ABOUT THIS EXERCISE
What follows is a set of records; repeat them exactly, without the pictures.

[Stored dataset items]
------------------------------------------------
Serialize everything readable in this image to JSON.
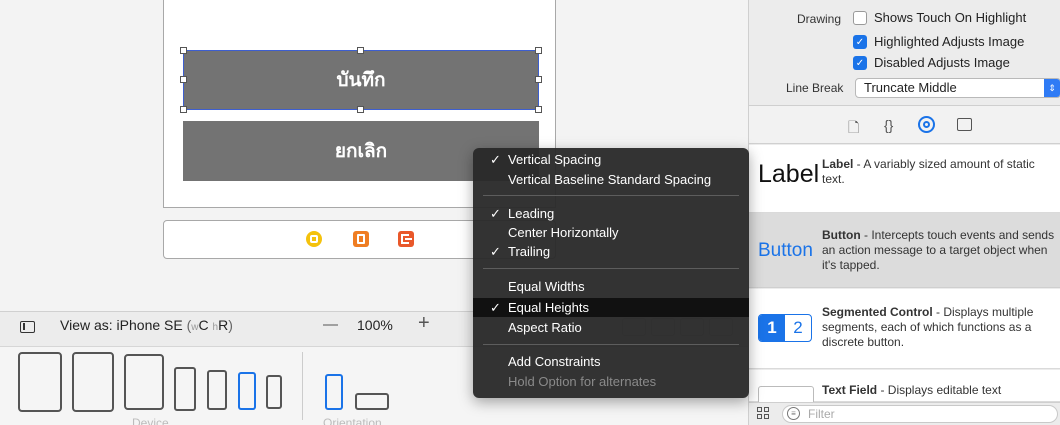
{
  "scene": {
    "save_button_label": "บันทึก",
    "cancel_button_label": "ยกเลิก"
  },
  "view_as": {
    "label": "View as: iPhone SE",
    "size_class_w_prefix": "w",
    "size_class_w": "C",
    "size_class_h_prefix": "h",
    "size_class_h": "R",
    "zoom_minus": "—",
    "zoom_level": "100%",
    "zoom_plus": "+"
  },
  "devices_bar": {
    "device_label": "Device",
    "orientation_label": "Orientation"
  },
  "inspector": {
    "drawing_label": "Drawing",
    "shows_touch_label": "Shows Touch On Highlight",
    "highlighted_adjusts_label": "Highlighted Adjusts Image",
    "disabled_adjusts_label": "Disabled Adjusts Image",
    "shows_touch_checked": false,
    "highlighted_adjusts_checked": true,
    "disabled_adjusts_checked": true,
    "line_break_label": "Line Break",
    "line_break_value": "Truncate Middle"
  },
  "library": {
    "items": [
      {
        "preview": "Label",
        "title": "Label",
        "desc": " - A variably sized amount of static text."
      },
      {
        "preview": "Button",
        "title": "Button",
        "desc": " - Intercepts touch events and sends an action message to a target object when it's tapped."
      },
      {
        "preview_1": "1",
        "preview_2": "2",
        "title": "Segmented Control",
        "desc": " - Displays multiple segments, each of which functions as a discrete button."
      },
      {
        "title": "Text Field",
        "desc": " - Displays editable text"
      }
    ],
    "filter_placeholder": "Filter"
  },
  "constraint_menu": {
    "items": [
      {
        "label": "Vertical Spacing",
        "checked": true
      },
      {
        "label": "Vertical Baseline Standard Spacing",
        "checked": false
      },
      {
        "label": "Leading",
        "checked": true
      },
      {
        "label": "Center Horizontally",
        "checked": false
      },
      {
        "label": "Trailing",
        "checked": true
      },
      {
        "label": "Equal Widths",
        "checked": false
      },
      {
        "label": "Equal Heights",
        "checked": true
      },
      {
        "label": "Aspect Ratio",
        "checked": false
      },
      {
        "label": "Add Constraints",
        "checked": false
      },
      {
        "label": "Hold Option for alternates",
        "checked": false,
        "disabled": true
      }
    ],
    "check_glyph": "✓"
  },
  "colors": {
    "selection_blue": "#3d5ecf",
    "accent_blue": "#1a73e8",
    "button_gray": "#737373",
    "menu_bg": "#282828"
  }
}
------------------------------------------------
REPLY TO THE TASK
Serialize everything readable in this image to JSON.
{
  "scene": {
    "save_button_label": "บันทึก",
    "cancel_button_label": "ยกเลิก"
  },
  "view_as": {
    "label": "View as: iPhone SE",
    "size_class_w_prefix": "w",
    "size_class_w": "C",
    "size_class_h_prefix": "h",
    "size_class_h": "R",
    "zoom_minus": "—",
    "zoom_level": "100%",
    "zoom_plus": "+"
  },
  "devices_bar": {
    "device_label": "Device",
    "orientation_label": "Orientation"
  },
  "inspector": {
    "drawing_label": "Drawing",
    "shows_touch_label": "Shows Touch On Highlight",
    "highlighted_adjusts_label": "Highlighted Adjusts Image",
    "disabled_adjusts_label": "Disabled Adjusts Image",
    "shows_touch_checked": false,
    "highlighted_adjusts_checked": true,
    "disabled_adjusts_checked": true,
    "line_break_label": "Line Break",
    "line_break_value": "Truncate Middle"
  },
  "library": {
    "items": [
      {
        "preview": "Label",
        "title": "Label",
        "desc": " - A variably sized amount of static text."
      },
      {
        "preview": "Button",
        "title": "Button",
        "desc": " - Intercepts touch events and sends an action message to a target object when it's tapped."
      },
      {
        "preview_1": "1",
        "preview_2": "2",
        "title": "Segmented Control",
        "desc": " - Displays multiple segments, each of which functions as a discrete button."
      },
      {
        "title": "Text Field",
        "desc": " - Displays editable text"
      }
    ],
    "filter_placeholder": "Filter"
  },
  "constraint_menu": {
    "items": [
      {
        "label": "Vertical Spacing",
        "checked": true
      },
      {
        "label": "Vertical Baseline Standard Spacing",
        "checked": false
      },
      {
        "label": "Leading",
        "checked": true
      },
      {
        "label": "Center Horizontally",
        "checked": false
      },
      {
        "label": "Trailing",
        "checked": true
      },
      {
        "label": "Equal Widths",
        "checked": false
      },
      {
        "label": "Equal Heights",
        "checked": true
      },
      {
        "label": "Aspect Ratio",
        "checked": false
      },
      {
        "label": "Add Constraints",
        "checked": false
      },
      {
        "label": "Hold Option for alternates",
        "checked": false,
        "disabled": true
      }
    ],
    "check_glyph": "✓"
  },
  "colors": {
    "selection_blue": "#3d5ecf",
    "accent_blue": "#1a73e8",
    "button_gray": "#737373",
    "menu_bg": "#282828"
  }
}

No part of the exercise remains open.